A leading employment law specialist is warning that planned changes to the rules surrounding rights on dismissal could lead to a significant increase in other claims such as whistleblowing and discrimination.
John Buchanan, solicitor at Nottingham law firm Rothera Dowson, comments on the Government’s confirmation of plans to radically change core elements of employment legislation. Recently detailed by Business Secretary Vince Cable, the planned changes follow a consultation on resolving workplace disputes and include significant changes to the dismissal system.
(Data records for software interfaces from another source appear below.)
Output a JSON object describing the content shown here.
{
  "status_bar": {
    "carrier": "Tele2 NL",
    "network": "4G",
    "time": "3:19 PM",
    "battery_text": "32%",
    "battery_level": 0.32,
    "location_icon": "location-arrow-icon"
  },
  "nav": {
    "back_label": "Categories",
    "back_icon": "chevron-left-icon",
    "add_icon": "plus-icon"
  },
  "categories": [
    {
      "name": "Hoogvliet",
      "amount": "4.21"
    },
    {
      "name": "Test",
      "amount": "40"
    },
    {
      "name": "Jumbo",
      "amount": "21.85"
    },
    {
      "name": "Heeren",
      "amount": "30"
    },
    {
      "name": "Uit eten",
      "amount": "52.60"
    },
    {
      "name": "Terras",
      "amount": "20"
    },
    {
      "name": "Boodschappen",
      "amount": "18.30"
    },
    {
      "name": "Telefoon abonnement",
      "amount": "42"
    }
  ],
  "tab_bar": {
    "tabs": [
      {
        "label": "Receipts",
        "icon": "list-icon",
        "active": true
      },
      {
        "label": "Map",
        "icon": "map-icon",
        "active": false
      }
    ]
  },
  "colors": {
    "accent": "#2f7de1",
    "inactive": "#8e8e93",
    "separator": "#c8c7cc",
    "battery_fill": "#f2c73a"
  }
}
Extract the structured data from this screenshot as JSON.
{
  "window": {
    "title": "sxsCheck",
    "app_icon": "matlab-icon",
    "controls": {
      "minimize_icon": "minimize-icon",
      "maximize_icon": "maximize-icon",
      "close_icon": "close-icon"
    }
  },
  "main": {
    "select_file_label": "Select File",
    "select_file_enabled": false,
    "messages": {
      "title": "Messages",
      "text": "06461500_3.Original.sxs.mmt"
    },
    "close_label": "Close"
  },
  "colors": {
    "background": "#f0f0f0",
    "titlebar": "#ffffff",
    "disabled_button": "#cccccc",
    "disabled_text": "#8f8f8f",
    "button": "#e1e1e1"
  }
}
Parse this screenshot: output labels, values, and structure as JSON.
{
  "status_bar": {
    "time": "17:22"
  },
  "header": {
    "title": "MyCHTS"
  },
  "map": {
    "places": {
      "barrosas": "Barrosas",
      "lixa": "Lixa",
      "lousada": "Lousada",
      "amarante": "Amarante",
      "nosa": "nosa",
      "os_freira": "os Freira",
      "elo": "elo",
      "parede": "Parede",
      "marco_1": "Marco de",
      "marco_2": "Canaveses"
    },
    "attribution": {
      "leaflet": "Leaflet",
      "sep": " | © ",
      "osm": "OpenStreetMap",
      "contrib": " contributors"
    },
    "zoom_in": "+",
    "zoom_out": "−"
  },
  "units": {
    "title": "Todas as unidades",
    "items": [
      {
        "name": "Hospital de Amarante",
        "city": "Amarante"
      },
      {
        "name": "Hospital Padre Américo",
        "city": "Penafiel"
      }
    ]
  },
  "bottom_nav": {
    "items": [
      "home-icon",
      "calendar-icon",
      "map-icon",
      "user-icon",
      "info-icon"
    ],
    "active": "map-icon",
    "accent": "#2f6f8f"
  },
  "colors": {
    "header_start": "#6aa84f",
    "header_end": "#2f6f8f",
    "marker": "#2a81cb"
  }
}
Under the plans, businesses with 10 employees or less would be able to use a ‘compensated no-fault’ dismissal system, meaning they could sack staff without the risk of a tribunal if they pay compensation.
From April this year, the qualification period for unfair dismissal will also be increased from one to two years; something John believes may not have the required impact of reducing the number of claims:
“This change basically means that staff will have to work for at least two years before they can claim unfair dismissal. However, I believe that those who feel that their dismissal hasn’t been handled correctly will simply look at other options that don’t require a two-year qualifying period. “I would expect to see more claims of discrimination and particularly more claims of whistleblowing, which could prove to be a real headache for employers, particularly as such claims tend to me more legally complex.”
Mr Cable has also confirmed that consultation will be held on the proposed introduction of Employment Tribunal fees, designed to encourage Claimants to seriously consider the validity of their claims. The consultation will propose that employees should pay an initial fee to lodge a claim and then a second fee to progress the claim to a hearing. However, John does not believe that this proposal will go through in its entirety: “It would come as a huge surprise should any form of fee be introduced for issuing claims. If a fee is introduced, I believe that it will only be for issuing the case initially and I doubt any fee will exceed £100.”